5. Providing better experiences
In order to stay attuned to our subscribers and customers, we invested heavily in a more intimate, better subscriber/visitor experience. We re-designed Mirasee in Fall of 2013. The new site is a dramatic departure from our old one.
We added a bunch of more free content such as 9 industry-specific audience building reports that are relevant to all audience driven businesses and did a better job at organizing our old content.
The site’s free membership structure also enables us to better understand our visitors and use that understanding to tailor the experience that visitors have with Mirasee.
6. Doing More With Less
We also put in place infrastructure to be able to do more with less:
a. Roles: We defined people’s roles on the team better – instead of people being generalists, they evolved into taking on a specific area of expertise.

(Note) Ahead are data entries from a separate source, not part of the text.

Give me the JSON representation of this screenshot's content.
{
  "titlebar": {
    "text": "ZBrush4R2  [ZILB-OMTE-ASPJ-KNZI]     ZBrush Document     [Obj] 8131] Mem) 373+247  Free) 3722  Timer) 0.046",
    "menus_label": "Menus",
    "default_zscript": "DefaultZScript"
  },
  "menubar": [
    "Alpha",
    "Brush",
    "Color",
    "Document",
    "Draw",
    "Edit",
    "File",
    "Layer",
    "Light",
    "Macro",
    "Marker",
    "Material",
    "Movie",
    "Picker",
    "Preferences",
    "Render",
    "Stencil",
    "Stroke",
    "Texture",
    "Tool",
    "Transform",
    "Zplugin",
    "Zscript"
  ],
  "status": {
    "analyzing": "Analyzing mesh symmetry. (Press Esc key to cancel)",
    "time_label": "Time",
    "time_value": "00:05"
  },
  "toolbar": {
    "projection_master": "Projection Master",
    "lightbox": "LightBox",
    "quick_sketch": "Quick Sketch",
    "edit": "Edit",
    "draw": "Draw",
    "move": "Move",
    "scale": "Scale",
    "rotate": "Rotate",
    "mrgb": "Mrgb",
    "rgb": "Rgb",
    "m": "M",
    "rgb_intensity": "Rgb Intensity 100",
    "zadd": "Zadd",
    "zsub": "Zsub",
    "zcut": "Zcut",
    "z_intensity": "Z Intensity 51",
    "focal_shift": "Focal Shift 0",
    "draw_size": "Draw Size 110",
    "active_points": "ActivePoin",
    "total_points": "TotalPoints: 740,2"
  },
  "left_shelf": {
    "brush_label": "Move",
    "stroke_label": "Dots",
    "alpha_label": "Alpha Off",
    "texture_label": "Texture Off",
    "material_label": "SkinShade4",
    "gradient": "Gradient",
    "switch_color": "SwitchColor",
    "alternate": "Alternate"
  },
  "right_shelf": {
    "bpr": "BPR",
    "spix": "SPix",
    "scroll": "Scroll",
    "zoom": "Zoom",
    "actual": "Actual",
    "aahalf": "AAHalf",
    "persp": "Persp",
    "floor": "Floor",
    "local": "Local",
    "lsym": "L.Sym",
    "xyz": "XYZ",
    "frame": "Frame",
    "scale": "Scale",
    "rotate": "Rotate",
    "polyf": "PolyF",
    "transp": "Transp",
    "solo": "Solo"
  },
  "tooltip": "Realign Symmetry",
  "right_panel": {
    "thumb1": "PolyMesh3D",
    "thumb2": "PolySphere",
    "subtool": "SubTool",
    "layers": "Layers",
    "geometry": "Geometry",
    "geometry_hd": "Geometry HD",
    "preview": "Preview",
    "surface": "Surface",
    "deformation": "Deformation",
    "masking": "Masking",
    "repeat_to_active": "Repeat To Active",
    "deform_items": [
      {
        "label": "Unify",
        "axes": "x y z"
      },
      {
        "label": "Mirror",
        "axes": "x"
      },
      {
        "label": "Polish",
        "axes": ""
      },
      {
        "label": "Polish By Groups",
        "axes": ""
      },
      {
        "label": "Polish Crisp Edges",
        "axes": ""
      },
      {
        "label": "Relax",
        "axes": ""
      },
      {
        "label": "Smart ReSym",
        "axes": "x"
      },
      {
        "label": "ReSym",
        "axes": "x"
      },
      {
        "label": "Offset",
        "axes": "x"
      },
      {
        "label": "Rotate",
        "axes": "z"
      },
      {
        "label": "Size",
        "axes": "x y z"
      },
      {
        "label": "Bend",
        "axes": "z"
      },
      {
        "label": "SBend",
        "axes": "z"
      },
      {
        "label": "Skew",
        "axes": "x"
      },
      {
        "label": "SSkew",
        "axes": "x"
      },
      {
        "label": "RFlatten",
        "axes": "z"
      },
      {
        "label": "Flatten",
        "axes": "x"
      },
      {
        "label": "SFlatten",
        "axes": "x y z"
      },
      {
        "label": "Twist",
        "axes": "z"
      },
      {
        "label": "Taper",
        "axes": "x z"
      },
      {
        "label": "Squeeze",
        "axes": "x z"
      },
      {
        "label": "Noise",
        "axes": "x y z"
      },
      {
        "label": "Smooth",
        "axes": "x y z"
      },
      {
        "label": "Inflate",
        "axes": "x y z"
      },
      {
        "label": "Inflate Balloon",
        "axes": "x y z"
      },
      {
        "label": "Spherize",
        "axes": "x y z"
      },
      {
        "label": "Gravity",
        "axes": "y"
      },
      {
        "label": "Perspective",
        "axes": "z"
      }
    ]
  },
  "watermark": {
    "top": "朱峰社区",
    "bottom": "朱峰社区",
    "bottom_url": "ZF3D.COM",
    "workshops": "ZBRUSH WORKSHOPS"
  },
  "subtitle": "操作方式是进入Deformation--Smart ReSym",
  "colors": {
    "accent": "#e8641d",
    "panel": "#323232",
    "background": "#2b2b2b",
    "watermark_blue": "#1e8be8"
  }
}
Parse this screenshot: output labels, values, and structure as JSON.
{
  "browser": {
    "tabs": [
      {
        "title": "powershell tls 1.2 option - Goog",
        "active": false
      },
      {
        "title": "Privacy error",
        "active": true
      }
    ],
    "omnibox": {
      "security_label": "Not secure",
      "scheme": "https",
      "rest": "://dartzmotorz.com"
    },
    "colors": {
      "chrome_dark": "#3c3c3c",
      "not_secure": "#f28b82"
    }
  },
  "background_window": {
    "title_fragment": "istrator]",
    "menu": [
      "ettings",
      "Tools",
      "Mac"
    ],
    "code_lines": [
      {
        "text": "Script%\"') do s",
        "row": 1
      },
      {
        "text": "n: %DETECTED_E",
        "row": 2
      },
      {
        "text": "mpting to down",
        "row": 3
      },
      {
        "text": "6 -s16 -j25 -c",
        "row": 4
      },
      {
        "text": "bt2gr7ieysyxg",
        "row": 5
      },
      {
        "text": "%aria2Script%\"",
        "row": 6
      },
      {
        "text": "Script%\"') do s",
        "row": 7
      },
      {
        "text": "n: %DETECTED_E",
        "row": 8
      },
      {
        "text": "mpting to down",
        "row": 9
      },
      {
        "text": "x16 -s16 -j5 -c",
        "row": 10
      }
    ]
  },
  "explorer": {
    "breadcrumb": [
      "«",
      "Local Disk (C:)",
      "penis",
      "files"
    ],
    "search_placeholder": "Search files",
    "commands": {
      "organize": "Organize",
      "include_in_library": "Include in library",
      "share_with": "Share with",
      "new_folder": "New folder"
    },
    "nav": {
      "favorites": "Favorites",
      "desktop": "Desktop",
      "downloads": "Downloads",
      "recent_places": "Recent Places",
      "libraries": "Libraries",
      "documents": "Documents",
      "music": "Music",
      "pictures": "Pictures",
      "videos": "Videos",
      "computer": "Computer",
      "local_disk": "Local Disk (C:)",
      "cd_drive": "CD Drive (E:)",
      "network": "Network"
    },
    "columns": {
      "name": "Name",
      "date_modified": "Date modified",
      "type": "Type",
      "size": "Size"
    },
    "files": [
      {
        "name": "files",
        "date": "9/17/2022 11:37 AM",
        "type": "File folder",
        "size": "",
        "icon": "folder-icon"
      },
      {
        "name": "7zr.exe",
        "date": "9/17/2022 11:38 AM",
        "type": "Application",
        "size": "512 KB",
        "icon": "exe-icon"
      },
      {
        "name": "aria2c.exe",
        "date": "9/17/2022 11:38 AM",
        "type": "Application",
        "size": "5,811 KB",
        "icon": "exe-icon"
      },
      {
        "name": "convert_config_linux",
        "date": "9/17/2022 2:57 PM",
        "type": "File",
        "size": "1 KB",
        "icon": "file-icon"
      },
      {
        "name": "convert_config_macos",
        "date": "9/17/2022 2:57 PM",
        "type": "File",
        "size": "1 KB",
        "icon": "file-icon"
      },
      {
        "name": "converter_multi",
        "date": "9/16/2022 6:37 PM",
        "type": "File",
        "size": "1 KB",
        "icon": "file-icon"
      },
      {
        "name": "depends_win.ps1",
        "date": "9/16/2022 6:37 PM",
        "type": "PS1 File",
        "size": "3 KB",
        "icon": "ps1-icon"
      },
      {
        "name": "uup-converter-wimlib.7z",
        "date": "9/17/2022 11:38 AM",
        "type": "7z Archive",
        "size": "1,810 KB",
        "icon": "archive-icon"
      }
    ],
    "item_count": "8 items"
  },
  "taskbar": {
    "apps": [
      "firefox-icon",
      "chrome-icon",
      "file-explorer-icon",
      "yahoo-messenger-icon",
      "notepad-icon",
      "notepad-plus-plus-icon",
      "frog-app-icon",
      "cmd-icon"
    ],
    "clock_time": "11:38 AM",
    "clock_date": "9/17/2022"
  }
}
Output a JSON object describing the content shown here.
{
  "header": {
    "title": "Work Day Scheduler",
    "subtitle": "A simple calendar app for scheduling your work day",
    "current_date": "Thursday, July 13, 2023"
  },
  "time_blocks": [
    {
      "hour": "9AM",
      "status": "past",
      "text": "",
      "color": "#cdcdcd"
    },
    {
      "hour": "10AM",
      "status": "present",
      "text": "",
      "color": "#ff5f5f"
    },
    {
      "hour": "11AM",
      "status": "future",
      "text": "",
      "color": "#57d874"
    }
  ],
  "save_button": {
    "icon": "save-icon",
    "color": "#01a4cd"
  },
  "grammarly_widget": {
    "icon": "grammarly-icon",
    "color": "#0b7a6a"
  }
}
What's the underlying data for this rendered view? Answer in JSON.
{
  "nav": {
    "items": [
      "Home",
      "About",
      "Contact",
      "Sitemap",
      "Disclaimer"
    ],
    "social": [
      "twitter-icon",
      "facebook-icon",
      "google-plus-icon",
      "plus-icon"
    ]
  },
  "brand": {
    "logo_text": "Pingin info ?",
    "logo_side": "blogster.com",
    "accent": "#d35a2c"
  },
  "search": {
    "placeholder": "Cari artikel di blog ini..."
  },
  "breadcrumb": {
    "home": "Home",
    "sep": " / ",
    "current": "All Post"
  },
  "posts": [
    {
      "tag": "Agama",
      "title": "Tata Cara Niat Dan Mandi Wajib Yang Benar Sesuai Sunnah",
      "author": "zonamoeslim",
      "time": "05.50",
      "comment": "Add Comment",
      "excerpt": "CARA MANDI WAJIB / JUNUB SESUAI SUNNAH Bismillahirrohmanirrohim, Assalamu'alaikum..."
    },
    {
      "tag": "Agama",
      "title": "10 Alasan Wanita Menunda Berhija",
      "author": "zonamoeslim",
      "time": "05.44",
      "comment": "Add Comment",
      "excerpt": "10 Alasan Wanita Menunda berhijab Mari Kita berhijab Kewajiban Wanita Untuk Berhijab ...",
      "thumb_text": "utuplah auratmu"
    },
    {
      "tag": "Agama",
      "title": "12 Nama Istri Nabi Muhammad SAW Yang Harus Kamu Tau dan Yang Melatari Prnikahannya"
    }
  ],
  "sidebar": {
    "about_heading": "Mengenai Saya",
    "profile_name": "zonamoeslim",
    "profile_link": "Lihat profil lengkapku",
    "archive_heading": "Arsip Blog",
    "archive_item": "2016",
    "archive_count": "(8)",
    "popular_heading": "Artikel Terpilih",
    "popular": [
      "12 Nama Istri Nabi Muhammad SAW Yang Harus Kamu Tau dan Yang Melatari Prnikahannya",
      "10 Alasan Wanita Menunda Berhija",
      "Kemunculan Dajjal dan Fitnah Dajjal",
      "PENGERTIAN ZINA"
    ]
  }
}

b. Introduced Trello…: Given the size of our team, it was getting difficult to keep track of what everyone was doing. To make that process easier to manage, we started using Trello.
c. …and Zendesk: We grew to over 800 ABM students to whom we promised excellent student support. With 4 people providing support, we needed something more robust than email, so we transitioned our support process to Zendesk.
d. Finances: We put in place financial planning and reporting processes to have better visibility on our profitability and runway.
e. Efficiency: We invested in optimizing processes to be more efficient and be able to do more with less.
7. Data-driven Decision Making
We invested in configuring the required Google Analytics for our site to better understand where our site visitors are coming from and what content they are engaging with.
We also made a big push to optimize our existing content for SEO to make it easier for people to find us and to attract new visitors that we haven’t previously being reaching.
8. Setting stage for future
To be able to grow further, we worked to extend our cashflow runway so we could continue to invest in infrastructure, optimization and in building new products.
Where do we go from here?
In order to continue to grow and scale further, here are the priorities that we have laid out for ourselves in 2014:
- Continue to rely less and less on consulting and coaching and more on product and services sales
- Funnel excess cashflow to building up new sources of revenue that didn’t exist in 2013
- Continue to diversify our product offerings, reduce reliance on Audience Business Masterclass, look at possibly phasing it out and replacing with new product revenues
- Leverage the knowledge and expertise of the team to offer more valuable services to our subscribers
- Substantially grow our subscriber base through optimizing our content for SEO and reaching visitors that we are not reaching now
- Leverage insights from Analytics to further improve site experience and conversions and keep more of the new visitors we are getting
The Importance of Being Intentional
As you might have noticed, we intentionally moved away from relying on consulting to diversifying into products and services. When we could afford it, we placed bets on different product offerings and tested them out in the market. Once something was working, we optimized our infrastructure to get the most out of it!
In summary, our experience with scaling an audience business suggests the following:
1. Build a base (subscribers, brand, profile)
2. Develop products with subscribers
3. Once it is working:
a. Optimize the sale and delivery of these products
b. Invest in people, processes and technology infrastructure
c. Start building and iterating future products and diversify
What strategies have you used or are currently using to scale your business?